A Year of Hope

The following post appeared in our December edition of our monthly e-newsletter, Building Blocks. Sign up on our mailing list if you’d like to receive updates on our work!

As we begin the new year, it’s typical for a message like this to offer a preview of the year ahead.

I’d rather write about hope.

Though we face uncertainty at the federal level, the crisis of affordability in our city continues. Families struggling to find an affordable place to live or communities holding fast against displacement cannot suffer any diminishing of our ambition or weakening of our resolve.

Let 2017 be our year for hope, the year for our most ambitious goals. As we refuse to back away from bold action, let 2017 also be a year grounded in growth and service. If hope is the seed for our highest aspirations, then it must be nurtured with hard work and humility.

It’s a lesson we have learned through our work on the Liberty Bank Building. Expected to break ground later this spring, the project will provide 115 affordable homes, small business opportunities for African American owned enterprises, locally designed art and a thoughtful remembrance of the bank that once was there.

And yet, our vision of a completely inclusive community project has not always been flawlessly executed. We are accustomed to doing things a particular way. We work closely with community, but never before to the extent we are pursuing with the Liberty Bank Building. We don’t always get it exactly right. But that’s when we redouble our commitment to listening to and learning from our partners. I have watched that commitment rise organically from the bed of our culture and take root across our organization.

That gives me hope. It gives me hope that we can learn as an organization and grow in service to community. And it gives me hope that we can partner with communities overcoming disinvestment and institutional racism in ways that allow them to flourish under their own stewardship and dominion.

As we look forward to 2017, I encourage you to take one last look at 2016 through our annual community report. Thank you to our donors, supporters and partners who made our efforts possible. 

Chris Persons, CEO

A New Standard for Development

The following post appeared in our October edition of our monthly e-newsletter, Building Blocks. Sign up on our mailing list if you’d like to receive updates on our work!

September was an especially busy month for Capitol Hill Housing.

Through the Capitol Hill EcoDistrict, we hosted the first-ever Capitol Hill Renter Summit and brought over 100 renters together to have their voices heard by the Mayor and a number of local officials.

I formally signed the purchase and sale agreement for our project at the Capitol Hill light rail station, continuing to move forward our development of affordable apartments above a new, thriving transit hub.

And we were humbled by the community’s generosity at our annual Omnivorous event. A packed room of guests enjoyed fine food and drinks from 27 of Capitol Hill’s best restaurants and raised over $185,000 for our resident services program, which connects CHH tenants to job training, financial counseling, and other services that increase their stability and improve the lives of their families.

All of these events are an important reminder that our work extends far beyond building affordable housing. We build vibrant and engaged communities, working alongside our neighbors to ensure the opportunities our city offers are available to everyone.
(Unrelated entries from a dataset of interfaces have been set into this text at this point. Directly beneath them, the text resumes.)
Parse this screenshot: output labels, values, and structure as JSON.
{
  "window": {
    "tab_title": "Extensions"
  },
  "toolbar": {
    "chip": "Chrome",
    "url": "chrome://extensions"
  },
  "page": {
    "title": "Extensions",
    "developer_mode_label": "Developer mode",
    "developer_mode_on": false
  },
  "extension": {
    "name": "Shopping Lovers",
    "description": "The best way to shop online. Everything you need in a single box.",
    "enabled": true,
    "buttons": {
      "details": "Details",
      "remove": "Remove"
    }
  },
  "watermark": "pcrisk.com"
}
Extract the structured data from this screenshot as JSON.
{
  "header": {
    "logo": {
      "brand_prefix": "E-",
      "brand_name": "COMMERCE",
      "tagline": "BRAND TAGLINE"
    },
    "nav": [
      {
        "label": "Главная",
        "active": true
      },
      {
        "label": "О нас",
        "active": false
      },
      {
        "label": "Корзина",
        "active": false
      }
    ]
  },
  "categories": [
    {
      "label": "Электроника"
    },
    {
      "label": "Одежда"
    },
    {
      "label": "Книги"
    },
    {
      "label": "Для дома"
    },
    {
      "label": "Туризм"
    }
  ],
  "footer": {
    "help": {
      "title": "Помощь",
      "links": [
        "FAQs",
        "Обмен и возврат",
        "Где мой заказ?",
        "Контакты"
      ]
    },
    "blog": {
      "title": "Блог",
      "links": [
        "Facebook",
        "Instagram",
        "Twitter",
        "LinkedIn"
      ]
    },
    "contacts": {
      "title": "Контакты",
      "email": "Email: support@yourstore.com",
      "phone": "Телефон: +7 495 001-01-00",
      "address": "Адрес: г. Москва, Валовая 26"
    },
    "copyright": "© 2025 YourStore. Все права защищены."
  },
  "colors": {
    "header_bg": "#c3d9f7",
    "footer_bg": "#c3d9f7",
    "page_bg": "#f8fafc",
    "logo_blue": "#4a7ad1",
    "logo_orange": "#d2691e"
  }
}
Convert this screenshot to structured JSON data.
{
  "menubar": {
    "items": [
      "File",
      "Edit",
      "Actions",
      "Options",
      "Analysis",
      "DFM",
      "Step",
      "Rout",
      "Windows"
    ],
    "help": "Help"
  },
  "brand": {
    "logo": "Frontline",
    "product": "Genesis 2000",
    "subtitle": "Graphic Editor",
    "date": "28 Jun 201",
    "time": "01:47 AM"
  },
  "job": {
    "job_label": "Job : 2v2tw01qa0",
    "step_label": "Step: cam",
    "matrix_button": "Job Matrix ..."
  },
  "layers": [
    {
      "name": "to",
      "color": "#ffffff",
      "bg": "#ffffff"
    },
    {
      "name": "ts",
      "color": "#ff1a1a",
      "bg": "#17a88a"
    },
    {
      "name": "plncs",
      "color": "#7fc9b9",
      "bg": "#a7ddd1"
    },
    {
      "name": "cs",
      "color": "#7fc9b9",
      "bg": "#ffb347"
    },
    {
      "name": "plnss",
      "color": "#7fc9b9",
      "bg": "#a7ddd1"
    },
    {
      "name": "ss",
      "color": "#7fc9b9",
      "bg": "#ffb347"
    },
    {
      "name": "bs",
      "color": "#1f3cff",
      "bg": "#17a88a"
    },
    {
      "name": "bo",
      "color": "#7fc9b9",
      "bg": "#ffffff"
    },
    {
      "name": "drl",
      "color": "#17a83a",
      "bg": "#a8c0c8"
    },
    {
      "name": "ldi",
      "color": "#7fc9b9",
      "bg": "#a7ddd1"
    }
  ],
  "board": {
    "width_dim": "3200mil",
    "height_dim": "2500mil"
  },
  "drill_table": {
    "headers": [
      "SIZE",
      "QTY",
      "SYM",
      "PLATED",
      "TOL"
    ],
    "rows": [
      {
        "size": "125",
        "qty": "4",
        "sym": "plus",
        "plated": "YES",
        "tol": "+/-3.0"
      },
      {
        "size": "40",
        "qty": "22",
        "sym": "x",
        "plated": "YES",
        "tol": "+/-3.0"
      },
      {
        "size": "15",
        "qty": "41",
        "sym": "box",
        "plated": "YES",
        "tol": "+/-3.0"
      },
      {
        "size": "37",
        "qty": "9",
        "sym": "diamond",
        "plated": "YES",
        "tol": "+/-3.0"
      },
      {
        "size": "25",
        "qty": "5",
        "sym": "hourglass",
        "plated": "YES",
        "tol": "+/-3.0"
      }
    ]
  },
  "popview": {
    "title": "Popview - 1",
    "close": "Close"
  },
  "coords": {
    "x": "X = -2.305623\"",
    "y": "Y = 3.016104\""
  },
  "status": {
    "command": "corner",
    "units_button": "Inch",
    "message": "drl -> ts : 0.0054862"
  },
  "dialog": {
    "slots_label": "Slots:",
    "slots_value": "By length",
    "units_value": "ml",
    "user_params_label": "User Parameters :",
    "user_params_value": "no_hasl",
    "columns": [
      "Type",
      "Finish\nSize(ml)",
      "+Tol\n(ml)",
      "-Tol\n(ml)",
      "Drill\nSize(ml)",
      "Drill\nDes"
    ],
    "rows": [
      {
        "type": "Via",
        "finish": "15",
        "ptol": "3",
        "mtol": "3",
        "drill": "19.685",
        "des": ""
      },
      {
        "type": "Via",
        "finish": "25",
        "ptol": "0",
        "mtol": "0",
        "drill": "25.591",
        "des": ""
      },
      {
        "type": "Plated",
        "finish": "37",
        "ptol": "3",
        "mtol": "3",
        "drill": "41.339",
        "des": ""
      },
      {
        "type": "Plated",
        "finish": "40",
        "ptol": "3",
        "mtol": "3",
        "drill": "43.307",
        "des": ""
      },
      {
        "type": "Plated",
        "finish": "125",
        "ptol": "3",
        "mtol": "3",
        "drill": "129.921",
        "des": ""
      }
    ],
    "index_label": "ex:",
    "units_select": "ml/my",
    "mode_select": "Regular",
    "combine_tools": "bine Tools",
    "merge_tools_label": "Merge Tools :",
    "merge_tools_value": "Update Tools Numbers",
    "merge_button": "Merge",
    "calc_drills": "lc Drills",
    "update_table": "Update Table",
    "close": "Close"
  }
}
Today, we further that work with our announcement of signed a memorandum of understanding with Africatown-Central District Preservation and Development Association, Black Community Impact Alliance, and Centerstone to help guide the redevelopment of the Liberty Bank Building at 24th and Union.

The memorandum sets out a shared vision for the project and the partnership’s goal to appropriately honor the legacy of Liberty Bank by leveraging the site redevelopment to directly address displacement and empower the African-American community. In addition to creating 115 affordable homes, our partnership hopes to set a new standard in the Central District and beyond, demonstrating how development can, and should, lift up the community.

I encourage you to visit LibertyBankBuilding.org to learn more.

Jill Fleming, Acting CEO

Jill Fleming, Acting CEO